▸ DATA SUPPLIED:
+--
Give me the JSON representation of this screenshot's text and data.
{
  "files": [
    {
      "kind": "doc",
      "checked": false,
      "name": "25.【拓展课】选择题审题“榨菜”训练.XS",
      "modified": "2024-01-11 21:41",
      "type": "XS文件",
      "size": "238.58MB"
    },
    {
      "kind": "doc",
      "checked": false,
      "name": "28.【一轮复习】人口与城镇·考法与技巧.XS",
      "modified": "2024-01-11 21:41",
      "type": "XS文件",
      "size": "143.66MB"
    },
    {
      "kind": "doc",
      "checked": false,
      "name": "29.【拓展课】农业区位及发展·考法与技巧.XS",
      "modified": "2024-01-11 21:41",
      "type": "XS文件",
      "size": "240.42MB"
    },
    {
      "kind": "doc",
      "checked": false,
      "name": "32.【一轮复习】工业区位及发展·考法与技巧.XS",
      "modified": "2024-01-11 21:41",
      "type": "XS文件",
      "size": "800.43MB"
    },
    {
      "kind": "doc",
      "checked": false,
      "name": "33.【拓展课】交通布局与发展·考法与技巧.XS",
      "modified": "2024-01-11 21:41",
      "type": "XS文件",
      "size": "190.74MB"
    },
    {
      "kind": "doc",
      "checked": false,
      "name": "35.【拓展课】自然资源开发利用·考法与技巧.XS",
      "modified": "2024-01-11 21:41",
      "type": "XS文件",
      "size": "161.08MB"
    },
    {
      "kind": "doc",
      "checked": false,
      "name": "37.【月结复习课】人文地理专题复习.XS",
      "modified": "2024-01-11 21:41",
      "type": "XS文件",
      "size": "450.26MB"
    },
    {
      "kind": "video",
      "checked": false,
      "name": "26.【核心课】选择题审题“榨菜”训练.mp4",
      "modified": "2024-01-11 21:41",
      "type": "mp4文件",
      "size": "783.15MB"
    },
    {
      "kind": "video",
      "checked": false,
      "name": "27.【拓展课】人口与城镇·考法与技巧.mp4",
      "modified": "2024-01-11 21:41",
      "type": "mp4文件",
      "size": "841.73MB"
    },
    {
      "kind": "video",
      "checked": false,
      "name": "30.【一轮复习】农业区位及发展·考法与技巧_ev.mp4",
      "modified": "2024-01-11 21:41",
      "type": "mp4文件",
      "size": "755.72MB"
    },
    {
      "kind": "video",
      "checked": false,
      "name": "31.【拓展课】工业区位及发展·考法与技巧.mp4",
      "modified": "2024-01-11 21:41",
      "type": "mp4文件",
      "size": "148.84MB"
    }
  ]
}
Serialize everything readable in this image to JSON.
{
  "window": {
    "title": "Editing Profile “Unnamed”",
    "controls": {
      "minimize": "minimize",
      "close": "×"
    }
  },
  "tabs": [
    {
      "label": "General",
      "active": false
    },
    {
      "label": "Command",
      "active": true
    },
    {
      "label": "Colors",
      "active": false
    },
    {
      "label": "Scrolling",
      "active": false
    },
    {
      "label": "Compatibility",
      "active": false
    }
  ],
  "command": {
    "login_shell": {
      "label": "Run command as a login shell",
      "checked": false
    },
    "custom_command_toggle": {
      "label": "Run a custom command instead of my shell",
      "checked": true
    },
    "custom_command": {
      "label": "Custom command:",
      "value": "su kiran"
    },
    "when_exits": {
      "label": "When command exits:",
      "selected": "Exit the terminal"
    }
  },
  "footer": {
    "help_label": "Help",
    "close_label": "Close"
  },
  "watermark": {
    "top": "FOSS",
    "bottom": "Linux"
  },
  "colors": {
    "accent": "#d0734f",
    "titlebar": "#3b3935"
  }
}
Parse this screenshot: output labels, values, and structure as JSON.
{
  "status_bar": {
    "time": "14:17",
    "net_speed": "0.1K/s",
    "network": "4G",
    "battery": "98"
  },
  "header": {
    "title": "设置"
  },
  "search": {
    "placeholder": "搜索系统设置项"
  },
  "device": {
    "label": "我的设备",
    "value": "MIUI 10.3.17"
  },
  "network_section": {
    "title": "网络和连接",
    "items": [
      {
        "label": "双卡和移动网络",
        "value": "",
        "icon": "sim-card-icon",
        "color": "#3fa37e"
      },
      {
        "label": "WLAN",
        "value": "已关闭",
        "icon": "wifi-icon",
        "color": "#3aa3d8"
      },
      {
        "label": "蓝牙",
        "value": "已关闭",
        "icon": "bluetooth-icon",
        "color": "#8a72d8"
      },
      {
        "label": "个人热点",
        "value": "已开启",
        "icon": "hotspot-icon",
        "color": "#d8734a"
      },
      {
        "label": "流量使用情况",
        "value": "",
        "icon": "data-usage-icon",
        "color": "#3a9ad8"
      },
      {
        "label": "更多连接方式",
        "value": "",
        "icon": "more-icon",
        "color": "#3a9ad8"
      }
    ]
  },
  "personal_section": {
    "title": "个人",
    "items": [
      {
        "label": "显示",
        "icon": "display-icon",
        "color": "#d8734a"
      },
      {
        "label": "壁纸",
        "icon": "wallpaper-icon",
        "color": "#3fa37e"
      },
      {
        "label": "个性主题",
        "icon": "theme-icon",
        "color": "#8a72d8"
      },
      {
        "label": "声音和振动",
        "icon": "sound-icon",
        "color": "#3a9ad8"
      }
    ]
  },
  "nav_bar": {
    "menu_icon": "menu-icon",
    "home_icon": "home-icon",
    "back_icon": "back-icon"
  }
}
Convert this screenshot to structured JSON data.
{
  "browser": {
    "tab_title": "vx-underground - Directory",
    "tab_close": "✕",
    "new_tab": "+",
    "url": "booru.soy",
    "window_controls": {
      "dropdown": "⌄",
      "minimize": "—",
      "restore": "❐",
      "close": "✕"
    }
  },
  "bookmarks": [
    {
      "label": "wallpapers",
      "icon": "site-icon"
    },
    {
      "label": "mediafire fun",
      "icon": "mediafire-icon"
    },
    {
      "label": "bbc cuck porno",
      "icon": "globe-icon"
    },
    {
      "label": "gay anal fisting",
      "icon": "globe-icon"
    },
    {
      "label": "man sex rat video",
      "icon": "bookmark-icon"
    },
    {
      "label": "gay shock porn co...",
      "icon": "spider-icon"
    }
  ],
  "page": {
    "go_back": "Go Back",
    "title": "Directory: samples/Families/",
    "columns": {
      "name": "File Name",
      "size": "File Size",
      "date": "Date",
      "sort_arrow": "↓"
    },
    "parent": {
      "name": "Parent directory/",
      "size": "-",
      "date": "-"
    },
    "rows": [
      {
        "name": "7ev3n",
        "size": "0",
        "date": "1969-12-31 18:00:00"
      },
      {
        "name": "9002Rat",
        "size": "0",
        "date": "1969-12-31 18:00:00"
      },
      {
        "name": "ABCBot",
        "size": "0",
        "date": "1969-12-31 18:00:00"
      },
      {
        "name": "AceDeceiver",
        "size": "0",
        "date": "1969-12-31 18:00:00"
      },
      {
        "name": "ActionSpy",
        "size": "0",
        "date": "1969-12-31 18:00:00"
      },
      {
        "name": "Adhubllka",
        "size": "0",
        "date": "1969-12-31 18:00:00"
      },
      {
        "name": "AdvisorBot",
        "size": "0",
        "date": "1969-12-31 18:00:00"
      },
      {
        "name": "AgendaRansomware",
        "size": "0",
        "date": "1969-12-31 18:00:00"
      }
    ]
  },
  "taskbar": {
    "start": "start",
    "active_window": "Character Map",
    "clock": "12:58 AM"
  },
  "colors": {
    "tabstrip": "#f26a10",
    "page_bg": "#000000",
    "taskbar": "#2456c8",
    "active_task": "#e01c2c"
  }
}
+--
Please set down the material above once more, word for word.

Give me the JSON representation of this screenshot's text and data.
{
  "files": [
    {
      "kind": "doc",
      "checked": false,
      "name": "25.【拓展课】选择题审题“榨菜”训练.XS",
      "modified": "2024-01-11 21:41",
      "type": "XS文件",
      "size": "238.58MB"
    },
    {
      "kind": "doc",
      "checked": false,
      "name": "28.【一轮复习】人口与城镇·考法与技巧.XS",
      "modified": "2024-01-11 21:41",
      "type": "XS文件",
      "size": "143.66MB"
    },
    {
      "kind": "doc",
      "checked": false,
      "name": "29.【拓展课】农业区位及发展·考法与技巧.XS",
      "modified": "2024-01-11 21:41",
      "type": "XS文件",
      "size": "240.42MB"
    },
    {
      "kind": "doc",
      "checked": false,
      "name": "32.【一轮复习】工业区位及发展·考法与技巧.XS",
      "modified": "2024-01-11 21:41",
      "type": "XS文件",
      "size": "800.43MB"
    },
    {
      "kind": "doc",
      "checked": false,
      "name": "33.【拓展课】交通布局与发展·考法与技巧.XS",
      "modified": "2024-01-11 21:41",
      "type": "XS文件",
      "size": "190.74MB"
    },
    {
      "kind": "doc",
      "checked": false,
      "name": "35.【拓展课】自然资源开发利用·考法与技巧.XS",
      "modified": "2024-01-11 21:41",
      "type": "XS文件",
      "size": "161.08MB"
    },
    {
      "kind": "doc",
      "checked": false,
      "name": "37.【月结复习课】人文地理专题复习.XS",
      "modified": "2024-01-11 21:41",
      "type": "XS文件",
      "size": "450.26MB"
    },
    {
      "kind": "video",
      "checked": false,
      "name": "26.【核心课】选择题审题“榨菜”训练.mp4",
      "modified": "2024-01-11 21:41",
      "type": "mp4文件",
      "size": "783.15MB"
    },
    {
      "kind": "video",
      "checked": false,
      "name": "27.【拓展课】人口与城镇·考法与技巧.mp4",
      "modified": "2024-01-11 21:41",
      "type": "mp4文件",
      "size": "841.73MB"
    },
    {
      "kind": "video",
      "checked": false,
      "name": "30.【一轮复习】农业区位及发展·考法与技巧_ev.mp4",
      "modified": "2024-01-11 21:41",
      "type": "mp4文件",
      "size": "755.72MB"
    },
    {
      "kind": "video",
      "checked": false,
      "name": "31.【拓展课】工业区位及发展·考法与技巧.mp4",
      "modified": "2024-01-11 21:41",
      "type": "mp4文件",
      "size": "148.84MB"
    }
  ]
}
Serialize everything readable in this image to JSON.
{
  "window": {
    "title": "Editing Profile “Unnamed”",
    "controls": {
      "minimize": "minimize",
      "close": "×"
    }
  },
  "tabs": [
    {
      "label": "General",
      "active": false
    },
    {
      "label": "Command",
      "active": true
    },
    {
      "label": "Colors",
      "active": false
    },
    {
      "label": "Scrolling",
      "active": false
    },
    {
      "label": "Compatibility",
      "active": false
    }
  ],
  "command": {
    "login_shell": {
      "label": "Run command as a login shell",
      "checked": false
    },
    "custom_command_toggle": {
      "label": "Run a custom command instead of my shell",
      "checked": true
    },
    "custom_command": {
      "label": "Custom command:",
      "value": "su kiran"
    },
    "when_exits": {
      "label": "When command exits:",
      "selected": "Exit the terminal"
    }
  },
  "footer": {
    "help_label": "Help",
    "close_label": "Close"
  },
  "watermark": {
    "top": "FOSS",
    "bottom": "Linux"
  },
  "colors": {
    "accent": "#d0734f",
    "titlebar": "#3b3935"
  }
}
Parse this screenshot: output labels, values, and structure as JSON.
{
  "status_bar": {
    "time": "14:17",
    "net_speed": "0.1K/s",
    "network": "4G",
    "battery": "98"
  },
  "header": {
    "title": "设置"
  },
  "search": {
    "placeholder": "搜索系统设置项"
  },
  "device": {
    "label": "我的设备",
    "value": "MIUI 10.3.17"
  },
  "network_section": {
    "title": "网络和连接",
    "items": [
      {
        "label": "双卡和移动网络",
        "value": "",
        "icon": "sim-card-icon",
        "color": "#3fa37e"
      },
      {
        "label": "WLAN",
        "value": "已关闭",
        "icon": "wifi-icon",
        "color": "#3aa3d8"
      },
      {
        "label": "蓝牙",
        "value": "已关闭",
        "icon": "bluetooth-icon",
        "color": "#8a72d8"
      },
      {
        "label": "个人热点",
        "value": "已开启",
        "icon": "hotspot-icon",
        "color": "#d8734a"
      },
      {
        "label": "流量使用情况",
        "value": "",
        "icon": "data-usage-icon",
        "color": "#3a9ad8"
      },
      {
        "label": "更多连接方式",
        "value": "",
        "icon": "more-icon",
        "color": "#3a9ad8"
      }
    ]
  },
  "personal_section": {
    "title": "个人",
    "items": [
      {
        "label": "显示",
        "icon": "display-icon",
        "color": "#d8734a"
      },
      {
        "label": "壁纸",
        "icon": "wallpaper-icon",
        "color": "#3fa37e"
      },
      {
        "label": "个性主题",
        "icon": "theme-icon",
        "color": "#8a72d8"
      },
      {
        "label": "声音和振动",
        "icon": "sound-icon",
        "color": "#3a9ad8"
      }
    ]
  },
  "nav_bar": {
    "menu_icon": "menu-icon",
    "home_icon": "home-icon",
    "back_icon": "back-icon"
  }
}
Convert this screenshot to structured JSON data.
{
  "browser": {
    "tab_title": "vx-underground - Directory",
    "tab_close": "✕",
    "new_tab": "+",
    "url": "booru.soy",
    "window_controls": {
      "dropdown": "⌄",
      "minimize": "—",
      "restore": "❐",
      "close": "✕"
    }
  },
  "bookmarks": [
    {
      "label": "wallpapers",
      "icon": "site-icon"
    },
    {
      "label": "mediafire fun",
      "icon": "mediafire-icon"
    },
    {
      "label": "bbc cuck porno",
      "icon": "globe-icon"
    },
    {
      "label": "gay anal fisting",
      "icon": "globe-icon"
    },
    {
      "label": "man sex rat video",
      "icon": "bookmark-icon"
    },
    {
      "label": "gay shock porn co...",
      "icon": "spider-icon"
    }
  ],
  "page": {
    "go_back": "Go Back",
    "title": "Directory: samples/Families/",
    "columns": {
      "name": "File Name",
      "size": "File Size",
      "date": "Date",
      "sort_arrow": "↓"
    },
    "parent": {
      "name": "Parent directory/",
      "size": "-",
      "date": "-"
    },
    "rows": [
      {
        "name": "7ev3n",
        "size": "0",
        "date": "1969-12-31 18:00:00"
      },
      {
        "name": "9002Rat",
        "size": "0",
        "date": "1969-12-31 18:00:00"
      },
      {
        "name": "ABCBot",
        "size": "0",
        "date": "1969-12-31 18:00:00"
      },
      {
        "name": "AceDeceiver",
        "size": "0",
        "date": "1969-12-31 18:00:00"
      },
      {
        "name": "ActionSpy",
        "size": "0",
        "date": "1969-12-31 18:00:00"
      },
      {
        "name": "Adhubllka",
        "size": "0",
        "date": "1969-12-31 18:00:00"
      },
      {
        "name": "AdvisorBot",
        "size": "0",
        "date": "1969-12-31 18:00:00"
      },
      {
        "name": "AgendaRansomware",
        "size": "0",
        "date": "1969-12-31 18:00:00"
      }
    ]
  },
  "taskbar": {
    "start": "start",
    "active_window": "Character Map",
    "clock": "12:58 AM"
  },
  "colors": {
    "tabstrip": "#f26a10",
    "page_bg": "#000000",
    "taskbar": "#2456c8",
    "active_task": "#e01c2c"
  }
}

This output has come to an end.